- 16.Lee H-J, Lee J, Lee J-T, Hong J-S, Lim B-S, Park H-J, Kim Y-K, Kim T-I (2015) Microgrooves on titanium surface affect peri-implant cell adhesion and soft tissue sealing; anin vitroandin vivostudy. J Periodontal Implant Sci 45:120. https://doi.org/10.5051/jpis.2015.45.3.120 CrossRefPubMedPubMedCentralGoogle Scholar
- 20.Lee HJ, Lee J, Lee JT, Hong JS, Lim BS, Park HJ, Kim YK, Kim TI (2015) Microgrooves on titanium surface affect peri-implant cell adhesion and soft tissue sealing; an in vitro and in vivo study. J Periodontal Implant Sci 45:120–126. https://doi.org/10.5051/jpis.2015.45.3.120 CrossRefPubMedPubMedCentralGoogle Scholar

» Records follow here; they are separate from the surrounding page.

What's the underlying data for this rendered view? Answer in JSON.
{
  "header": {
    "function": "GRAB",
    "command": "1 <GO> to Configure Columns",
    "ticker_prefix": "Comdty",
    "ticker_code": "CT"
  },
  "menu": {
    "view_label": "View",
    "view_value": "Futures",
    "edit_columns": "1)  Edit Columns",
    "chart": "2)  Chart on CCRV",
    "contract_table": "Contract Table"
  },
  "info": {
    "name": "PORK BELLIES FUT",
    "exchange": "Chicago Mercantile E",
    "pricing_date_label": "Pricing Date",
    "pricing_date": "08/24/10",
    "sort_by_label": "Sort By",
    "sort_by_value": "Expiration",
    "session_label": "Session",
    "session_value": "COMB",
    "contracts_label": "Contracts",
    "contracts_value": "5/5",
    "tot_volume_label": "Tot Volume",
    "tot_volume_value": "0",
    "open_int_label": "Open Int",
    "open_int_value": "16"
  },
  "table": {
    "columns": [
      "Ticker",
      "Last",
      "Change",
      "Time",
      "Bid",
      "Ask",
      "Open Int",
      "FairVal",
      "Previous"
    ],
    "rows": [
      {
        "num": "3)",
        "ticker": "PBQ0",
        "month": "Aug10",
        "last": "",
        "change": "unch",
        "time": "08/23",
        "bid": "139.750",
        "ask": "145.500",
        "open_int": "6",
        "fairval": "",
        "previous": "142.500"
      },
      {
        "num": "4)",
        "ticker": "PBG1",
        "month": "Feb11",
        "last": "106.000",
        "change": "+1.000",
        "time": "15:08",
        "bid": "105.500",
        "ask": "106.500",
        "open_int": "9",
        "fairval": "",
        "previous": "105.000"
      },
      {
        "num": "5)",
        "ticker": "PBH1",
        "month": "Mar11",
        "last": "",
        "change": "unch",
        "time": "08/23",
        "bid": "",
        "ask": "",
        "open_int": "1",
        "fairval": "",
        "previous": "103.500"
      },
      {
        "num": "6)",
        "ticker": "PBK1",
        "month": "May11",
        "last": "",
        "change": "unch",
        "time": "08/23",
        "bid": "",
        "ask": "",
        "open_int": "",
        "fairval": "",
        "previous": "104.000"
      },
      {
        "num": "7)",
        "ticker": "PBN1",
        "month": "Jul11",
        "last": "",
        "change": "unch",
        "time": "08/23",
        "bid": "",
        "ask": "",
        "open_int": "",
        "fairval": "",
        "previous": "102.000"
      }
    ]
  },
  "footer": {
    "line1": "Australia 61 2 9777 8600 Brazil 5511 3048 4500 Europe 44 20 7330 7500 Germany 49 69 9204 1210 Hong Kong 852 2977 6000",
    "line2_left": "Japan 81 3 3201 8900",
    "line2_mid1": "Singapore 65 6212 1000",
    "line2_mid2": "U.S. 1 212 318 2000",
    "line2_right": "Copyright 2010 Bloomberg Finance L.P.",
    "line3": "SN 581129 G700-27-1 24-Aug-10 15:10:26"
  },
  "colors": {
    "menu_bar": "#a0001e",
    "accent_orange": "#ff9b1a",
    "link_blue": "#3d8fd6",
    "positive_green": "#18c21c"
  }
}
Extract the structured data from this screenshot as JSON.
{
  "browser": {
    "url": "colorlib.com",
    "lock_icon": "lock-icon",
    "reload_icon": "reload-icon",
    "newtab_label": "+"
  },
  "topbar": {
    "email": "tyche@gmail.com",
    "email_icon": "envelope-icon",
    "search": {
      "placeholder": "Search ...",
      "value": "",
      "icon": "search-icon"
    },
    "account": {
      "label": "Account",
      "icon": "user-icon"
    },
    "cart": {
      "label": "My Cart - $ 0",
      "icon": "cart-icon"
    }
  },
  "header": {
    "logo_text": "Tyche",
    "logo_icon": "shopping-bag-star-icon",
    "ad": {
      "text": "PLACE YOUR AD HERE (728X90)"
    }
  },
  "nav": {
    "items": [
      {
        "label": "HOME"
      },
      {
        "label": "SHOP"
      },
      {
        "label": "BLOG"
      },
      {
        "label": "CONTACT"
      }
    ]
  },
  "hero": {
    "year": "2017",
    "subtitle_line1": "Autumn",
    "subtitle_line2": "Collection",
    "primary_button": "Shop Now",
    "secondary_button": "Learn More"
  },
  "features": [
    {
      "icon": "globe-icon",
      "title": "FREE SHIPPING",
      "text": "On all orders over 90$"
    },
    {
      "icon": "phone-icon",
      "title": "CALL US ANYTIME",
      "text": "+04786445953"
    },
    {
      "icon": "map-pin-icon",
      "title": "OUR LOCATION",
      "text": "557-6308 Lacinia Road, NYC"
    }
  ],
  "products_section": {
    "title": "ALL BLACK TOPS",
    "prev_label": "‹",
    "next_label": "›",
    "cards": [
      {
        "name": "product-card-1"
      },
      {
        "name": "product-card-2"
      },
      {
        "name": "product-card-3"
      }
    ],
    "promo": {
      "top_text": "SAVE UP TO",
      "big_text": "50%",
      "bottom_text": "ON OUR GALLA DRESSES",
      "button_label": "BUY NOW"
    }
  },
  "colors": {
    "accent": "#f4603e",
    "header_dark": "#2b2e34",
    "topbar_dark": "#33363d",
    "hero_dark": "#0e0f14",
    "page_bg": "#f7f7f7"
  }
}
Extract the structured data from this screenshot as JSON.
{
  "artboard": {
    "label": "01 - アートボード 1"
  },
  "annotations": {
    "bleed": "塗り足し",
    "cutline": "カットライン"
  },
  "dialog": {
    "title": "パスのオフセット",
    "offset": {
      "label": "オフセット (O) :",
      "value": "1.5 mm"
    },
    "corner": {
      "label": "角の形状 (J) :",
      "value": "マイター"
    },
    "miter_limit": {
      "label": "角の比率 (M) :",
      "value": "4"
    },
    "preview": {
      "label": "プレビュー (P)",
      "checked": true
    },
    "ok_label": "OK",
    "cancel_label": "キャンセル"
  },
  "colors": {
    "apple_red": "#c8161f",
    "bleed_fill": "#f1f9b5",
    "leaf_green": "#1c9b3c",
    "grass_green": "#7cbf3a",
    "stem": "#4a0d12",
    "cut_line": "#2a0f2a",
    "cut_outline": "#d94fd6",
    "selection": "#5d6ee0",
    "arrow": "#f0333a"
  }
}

- 30.Tan KS, Qian L, Rosado R, Flood PM, Cooper LF (2006) The role of titanium surface topography on J774A.1 macrophage inflammatory cytokines and nitric oxide production. Biomaterials 27:5170–5177. https://doi.org/10.1016/j.biomaterials.2006.05.002 CrossRefPubMedGoogle Scholar
- 33.Wei L, Ke J, Prasadam I, Miron RJ, Lin S, Xiao Y, Chang J, Wu C, Zhang Y (2014) A comparative study of Sr-incorporated mesoporous bioactive glass scaffolds for regeneration of osteopenic bone defects. Osteoporos Int 25:2089–2096. https://doi.org/10.1007/s00198-014-2735-0 CrossRefPubMedGoogle Scholar
- 34.Anderson JM, Rodriguez A and Chang DT (2008) Foreign body reaction to biomaterials. Book title. ElsevierGoogle Scholar
- 38.Morra M, Cassinelli C, Bruzzone G, Carpi A, Santi GD, Giardino R and Fini M (2003) Surface chemistry effects of topographic modification of titanium dental implant surfaces: 1. Surface analysis. Int J Oral Maxillofac Implants 18:40–45Google Scholar
- 40.Hotchkiss KM, Clark NM, Olivares-Navarrete R (2018) Macrophage response to hydrophilic biomaterials regulates MSC recruitment and T-helper cell populations. Biomaterials 182:202–215. https://doi.org/10.1016/j.biomaterials.2018.08.029 CrossRefPubMedGoogle Scholar